== Saved data entries ==
'''

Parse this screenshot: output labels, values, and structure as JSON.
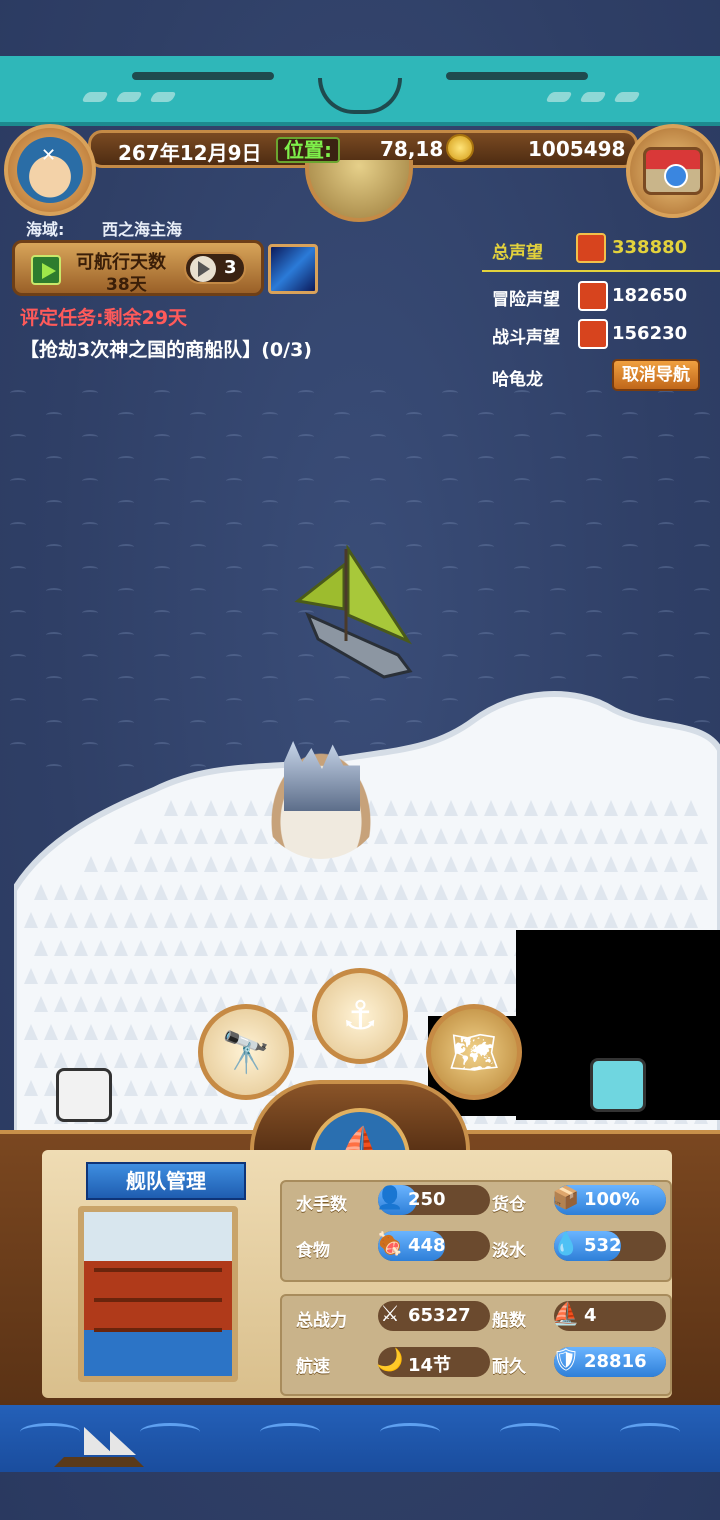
{
  "hud": {
    "date": "267年12月9日",
    "position_label": "位置:",
    "position_value": "78,18",
    "gold": "1005498"
  },
  "sea_zone": {
    "label": "海域:",
    "value": "西之海主海"
  },
  "sailing": {
    "days_label": "可航行天数",
    "days_value": "38天",
    "sail_count": "3"
  },
  "mission": {
    "deadline": "评定任务:剩余29天",
    "objective": "【抢劫3次神之国的商船队】(0/3)"
  },
  "reputation": {
    "total_label": "总声望",
    "total_value": "338880",
    "adventure_label": "冒险声望",
    "adventure_value": "182650",
    "battle_label": "战斗声望",
    "battle_value": "156230",
    "target_name": "哈龟龙",
    "cancel_nav": "取消导航",
    "colors": {
      "total": "#e3d23c",
      "icon_bg": "#d7441e"
    }
  },
  "actions": {
    "telescope_icon": "telescope-icon",
    "anchor_icon": "anchor-icon",
    "map_icon": "map-icon",
    "ship_icon": "ship-icon"
  },
  "fleet": {
    "title": "舰队管理",
    "stats_top": [
      {
        "label": "水手数",
        "value": "250",
        "icon": "sailor-icon",
        "fill": 0.35
      },
      {
        "label": "货仓",
        "value": "100%",
        "icon": "cargo-icon",
        "fill": 1.0
      },
      {
        "label": "食物",
        "value": "448",
        "icon": "food-icon",
        "fill": 0.6
      },
      {
        "label": "淡水",
        "value": "532",
        "icon": "water-icon",
        "fill": 0.6
      }
    ],
    "stats_bottom": [
      {
        "label": "总战力",
        "value": "65327",
        "icon": "sword-icon",
        "fill": 0.0
      },
      {
        "label": "船数",
        "value": "4",
        "icon": "boat-icon",
        "fill": 0.0
      },
      {
        "label": "航速",
        "value": "14节",
        "icon": "speed-icon",
        "fill": 0.0
      },
      {
        "label": "耐久",
        "value": "28816",
        "icon": "durability-icon",
        "fill": 1.0
      }
    ]
  }
}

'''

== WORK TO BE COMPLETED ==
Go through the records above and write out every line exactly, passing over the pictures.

== TASK RESPONSE ==
Parse this screenshot: output labels, values, and structure as JSON.
{
  "hud": {
    "date": "267年12月9日",
    "position_label": "位置:",
    "position_value": "78,18",
    "gold": "1005498"
  },
  "sea_zone": {
    "label": "海域:",
    "value": "西之海主海"
  },
  "sailing": {
    "days_label": "可航行天数",
    "days_value": "38天",
    "sail_count": "3"
  },
  "mission": {
    "deadline": "评定任务:剩余29天",
    "objective": "【抢劫3次神之国的商船队】(0/3)"
  },
  "reputation": {
    "total_label": "总声望",
    "total_value": "338880",
    "adventure_label": "冒险声望",
    "adventure_value": "182650",
    "battle_label": "战斗声望",
    "battle_value": "156230",
    "target_name": "哈龟龙",
    "cancel_nav": "取消导航",
    "colors": {
      "total": "#e3d23c",
      "icon_bg": "#d7441e"
    }
  },
  "actions": {
    "telescope_icon": "telescope-icon",
    "anchor_icon": "anchor-icon",
    "map_icon": "map-icon",
    "ship_icon": "ship-icon"
  },
  "fleet": {
    "title": "舰队管理",
    "stats_top": [
      {
        "label": "水手数",
        "value": "250",
        "icon": "sailor-icon",
        "fill": 0.35
      },
      {
        "label": "货仓",
        "value": "100%",
        "icon": "cargo-icon",
        "fill": 1.0
      },
      {
        "label": "食物",
        "value": "448",
        "icon": "food-icon",
        "fill": 0.6
      },
      {
        "label": "淡水",
        "value": "532",
        "icon": "water-icon",
        "fill": 0.6
      }
    ],
    "stats_bottom": [
      {
        "label": "总战力",
        "value": "65327",
        "icon": "sword-icon",
        "fill": 0.0
      },
      {
        "label": "船数",
        "value": "4",
        "icon": "boat-icon",
        "fill": 0.0
      },
      {
        "label": "航速",
        "value": "14节",
        "icon": "speed-icon",
        "fill": 0.0
      },
      {
        "label": "耐久",
        "value": "28816",
        "icon": "durability-icon",
        "fill": 1.0
      }
    ]
  }
}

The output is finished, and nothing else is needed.